Report only how many lines in the listing below contain the string "thread".

<<<<

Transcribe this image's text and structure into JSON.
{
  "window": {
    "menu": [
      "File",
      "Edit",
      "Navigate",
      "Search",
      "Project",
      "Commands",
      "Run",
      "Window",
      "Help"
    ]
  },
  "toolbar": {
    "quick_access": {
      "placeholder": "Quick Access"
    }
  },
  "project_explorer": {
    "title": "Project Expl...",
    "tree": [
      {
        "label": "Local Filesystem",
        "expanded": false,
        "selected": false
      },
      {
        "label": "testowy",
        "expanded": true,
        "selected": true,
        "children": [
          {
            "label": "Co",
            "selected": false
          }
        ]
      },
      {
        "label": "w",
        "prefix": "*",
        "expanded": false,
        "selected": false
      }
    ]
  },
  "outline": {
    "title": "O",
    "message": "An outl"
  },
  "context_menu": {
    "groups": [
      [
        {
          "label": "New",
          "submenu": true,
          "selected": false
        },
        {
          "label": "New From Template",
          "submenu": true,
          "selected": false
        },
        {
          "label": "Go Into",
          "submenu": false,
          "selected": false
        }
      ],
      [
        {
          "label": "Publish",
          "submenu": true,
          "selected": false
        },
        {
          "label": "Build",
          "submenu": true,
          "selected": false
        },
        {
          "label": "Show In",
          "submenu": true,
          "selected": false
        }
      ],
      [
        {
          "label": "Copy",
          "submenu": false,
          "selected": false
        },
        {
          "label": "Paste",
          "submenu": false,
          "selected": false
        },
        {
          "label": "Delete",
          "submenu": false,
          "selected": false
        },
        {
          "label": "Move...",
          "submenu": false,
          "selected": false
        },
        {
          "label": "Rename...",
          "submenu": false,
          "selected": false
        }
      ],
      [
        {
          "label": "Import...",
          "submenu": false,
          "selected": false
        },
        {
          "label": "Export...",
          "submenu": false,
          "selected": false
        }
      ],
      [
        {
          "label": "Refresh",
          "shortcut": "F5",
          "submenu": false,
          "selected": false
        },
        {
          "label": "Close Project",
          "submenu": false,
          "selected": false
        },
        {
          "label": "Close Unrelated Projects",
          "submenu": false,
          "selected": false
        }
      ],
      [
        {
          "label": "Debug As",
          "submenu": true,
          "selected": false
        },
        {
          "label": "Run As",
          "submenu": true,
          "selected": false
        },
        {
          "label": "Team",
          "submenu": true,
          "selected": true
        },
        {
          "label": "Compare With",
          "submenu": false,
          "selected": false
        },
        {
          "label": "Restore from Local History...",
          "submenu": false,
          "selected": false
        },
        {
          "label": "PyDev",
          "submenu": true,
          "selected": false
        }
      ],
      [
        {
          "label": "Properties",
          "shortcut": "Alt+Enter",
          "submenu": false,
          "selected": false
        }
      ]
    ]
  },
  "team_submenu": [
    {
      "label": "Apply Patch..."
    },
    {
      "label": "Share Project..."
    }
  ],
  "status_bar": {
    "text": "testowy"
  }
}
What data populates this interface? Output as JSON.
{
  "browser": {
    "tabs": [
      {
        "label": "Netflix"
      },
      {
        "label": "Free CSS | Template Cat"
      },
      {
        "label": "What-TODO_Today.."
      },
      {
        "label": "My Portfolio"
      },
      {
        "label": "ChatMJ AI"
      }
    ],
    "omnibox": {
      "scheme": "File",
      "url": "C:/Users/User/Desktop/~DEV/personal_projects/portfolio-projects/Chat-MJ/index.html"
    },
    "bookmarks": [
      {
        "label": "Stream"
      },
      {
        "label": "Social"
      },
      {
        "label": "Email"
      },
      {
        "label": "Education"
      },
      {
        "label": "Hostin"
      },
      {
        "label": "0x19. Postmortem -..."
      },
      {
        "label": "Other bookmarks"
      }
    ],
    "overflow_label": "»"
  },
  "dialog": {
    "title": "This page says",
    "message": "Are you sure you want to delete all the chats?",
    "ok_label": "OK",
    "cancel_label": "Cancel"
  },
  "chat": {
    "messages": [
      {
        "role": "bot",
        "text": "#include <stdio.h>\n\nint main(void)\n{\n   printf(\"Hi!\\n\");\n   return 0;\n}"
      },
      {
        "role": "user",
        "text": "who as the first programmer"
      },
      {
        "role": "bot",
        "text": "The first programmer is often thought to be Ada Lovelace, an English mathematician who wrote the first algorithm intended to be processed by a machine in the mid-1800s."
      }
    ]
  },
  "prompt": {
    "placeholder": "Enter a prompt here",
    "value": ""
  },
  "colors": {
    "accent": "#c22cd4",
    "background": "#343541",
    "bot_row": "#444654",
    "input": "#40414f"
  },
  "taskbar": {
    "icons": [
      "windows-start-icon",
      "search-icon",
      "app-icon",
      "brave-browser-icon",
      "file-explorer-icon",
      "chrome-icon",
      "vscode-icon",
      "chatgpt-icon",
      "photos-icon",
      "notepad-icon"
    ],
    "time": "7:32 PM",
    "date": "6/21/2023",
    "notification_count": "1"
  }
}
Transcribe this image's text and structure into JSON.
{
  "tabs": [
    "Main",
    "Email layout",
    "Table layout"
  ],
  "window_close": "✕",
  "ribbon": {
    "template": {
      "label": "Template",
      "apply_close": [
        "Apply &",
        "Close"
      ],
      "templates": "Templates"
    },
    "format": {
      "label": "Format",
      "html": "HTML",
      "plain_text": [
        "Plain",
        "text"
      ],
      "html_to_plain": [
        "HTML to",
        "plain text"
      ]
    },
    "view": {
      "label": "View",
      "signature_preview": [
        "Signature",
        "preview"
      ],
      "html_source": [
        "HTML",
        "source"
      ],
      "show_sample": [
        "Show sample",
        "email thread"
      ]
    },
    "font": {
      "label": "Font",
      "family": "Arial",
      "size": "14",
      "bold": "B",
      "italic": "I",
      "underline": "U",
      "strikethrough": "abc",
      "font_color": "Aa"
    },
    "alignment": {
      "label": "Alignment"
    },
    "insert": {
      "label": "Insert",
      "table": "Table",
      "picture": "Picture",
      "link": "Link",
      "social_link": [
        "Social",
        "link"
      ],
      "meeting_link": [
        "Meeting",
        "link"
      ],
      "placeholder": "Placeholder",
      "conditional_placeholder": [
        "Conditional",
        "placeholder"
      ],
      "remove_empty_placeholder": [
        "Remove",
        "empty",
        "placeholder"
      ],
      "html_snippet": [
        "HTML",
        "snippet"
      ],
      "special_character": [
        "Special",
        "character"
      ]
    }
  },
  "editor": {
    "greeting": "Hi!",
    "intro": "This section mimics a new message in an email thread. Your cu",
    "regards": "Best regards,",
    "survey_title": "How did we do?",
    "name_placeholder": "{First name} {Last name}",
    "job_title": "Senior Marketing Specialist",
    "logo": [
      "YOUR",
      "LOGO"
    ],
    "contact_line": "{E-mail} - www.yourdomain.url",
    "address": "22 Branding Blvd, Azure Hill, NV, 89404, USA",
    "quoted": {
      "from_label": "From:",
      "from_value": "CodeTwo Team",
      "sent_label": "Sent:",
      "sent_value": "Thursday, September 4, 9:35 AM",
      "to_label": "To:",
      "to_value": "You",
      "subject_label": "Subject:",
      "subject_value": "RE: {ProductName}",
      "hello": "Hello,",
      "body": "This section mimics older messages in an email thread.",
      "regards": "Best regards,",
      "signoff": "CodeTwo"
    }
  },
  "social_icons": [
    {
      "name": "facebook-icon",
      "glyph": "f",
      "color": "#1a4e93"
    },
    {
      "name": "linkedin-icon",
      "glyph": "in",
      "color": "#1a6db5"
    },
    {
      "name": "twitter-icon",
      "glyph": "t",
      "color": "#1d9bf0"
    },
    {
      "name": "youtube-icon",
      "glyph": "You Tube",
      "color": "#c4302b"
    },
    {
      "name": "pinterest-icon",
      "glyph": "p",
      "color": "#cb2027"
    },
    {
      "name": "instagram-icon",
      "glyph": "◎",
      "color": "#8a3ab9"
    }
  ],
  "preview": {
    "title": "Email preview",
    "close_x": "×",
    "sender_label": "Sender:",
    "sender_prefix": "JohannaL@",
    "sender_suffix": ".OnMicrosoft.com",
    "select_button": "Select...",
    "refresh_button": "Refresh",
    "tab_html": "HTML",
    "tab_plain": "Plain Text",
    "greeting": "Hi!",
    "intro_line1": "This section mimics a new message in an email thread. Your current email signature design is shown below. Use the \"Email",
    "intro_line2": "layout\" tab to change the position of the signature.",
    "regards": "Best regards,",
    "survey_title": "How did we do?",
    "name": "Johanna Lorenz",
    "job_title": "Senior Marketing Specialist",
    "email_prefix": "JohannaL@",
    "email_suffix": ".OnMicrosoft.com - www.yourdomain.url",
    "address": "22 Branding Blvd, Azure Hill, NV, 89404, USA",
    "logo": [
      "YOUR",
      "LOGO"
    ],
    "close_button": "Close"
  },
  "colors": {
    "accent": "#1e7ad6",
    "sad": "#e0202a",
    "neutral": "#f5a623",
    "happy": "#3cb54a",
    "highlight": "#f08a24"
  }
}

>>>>

■ Response area ■
4